> Work to be completed
Each line below should be retyped exactly, with no pictures.

(Dataset items)
---------------
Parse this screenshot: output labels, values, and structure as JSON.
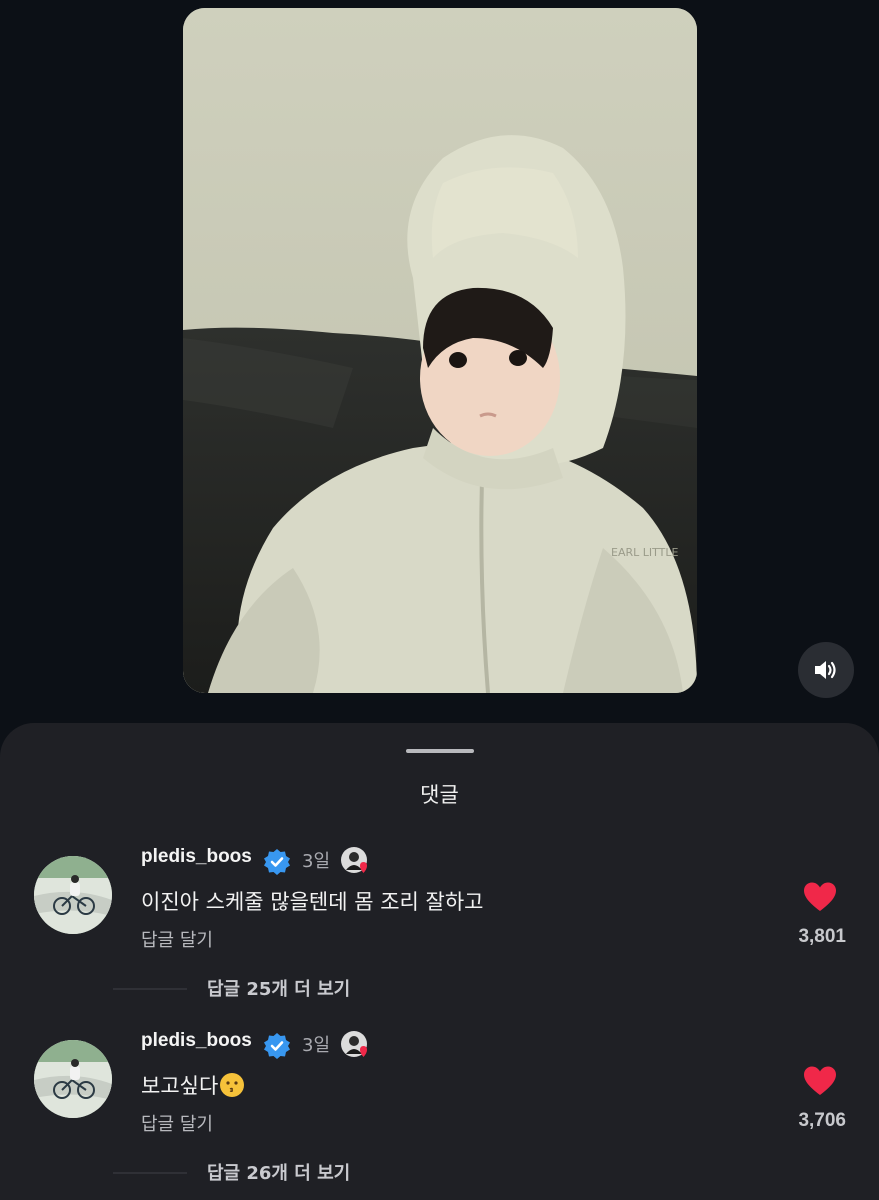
{
  "media": {
    "photo_caption_on_jacket": "EARL LITTLE"
  },
  "sheet": {
    "title": "댓글"
  },
  "comments": [
    {
      "username": "pledis_boos",
      "time": "3일",
      "text": "이진아 스케줄 많을텐데 몸 조리 잘하고",
      "reply_label": "답글 달기",
      "likes": "3,801",
      "more_replies": "답글 25개 더 보기"
    },
    {
      "username": "pledis_boos",
      "time": "3일",
      "text": "보고싶다",
      "text_emoji": "kissing-face-emoji",
      "reply_label": "답글 달기",
      "likes": "3,706",
      "more_replies": "답글 26개 더 보기"
    }
  ],
  "colors": {
    "background": "#0d1117",
    "sheet": "#1f2025",
    "like_red": "#f02849",
    "verified_blue": "#3897f0"
  }
}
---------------
> Result of the task
Parse this screenshot: output labels, values, and structure as JSON.
{
  "media": {
    "photo_caption_on_jacket": "EARL LITTLE"
  },
  "sheet": {
    "title": "댓글"
  },
  "comments": [
    {
      "username": "pledis_boos",
      "time": "3일",
      "text": "이진아 스케줄 많을텐데 몸 조리 잘하고",
      "reply_label": "답글 달기",
      "likes": "3,801",
      "more_replies": "답글 25개 더 보기"
    },
    {
      "username": "pledis_boos",
      "time": "3일",
      "text": "보고싶다",
      "text_emoji": "kissing-face-emoji",
      "reply_label": "답글 달기",
      "likes": "3,706",
      "more_replies": "답글 26개 더 보기"
    }
  ],
  "colors": {
    "background": "#0d1117",
    "sheet": "#1f2025",
    "like_red": "#f02849",
    "verified_blue": "#3897f0"
  }
}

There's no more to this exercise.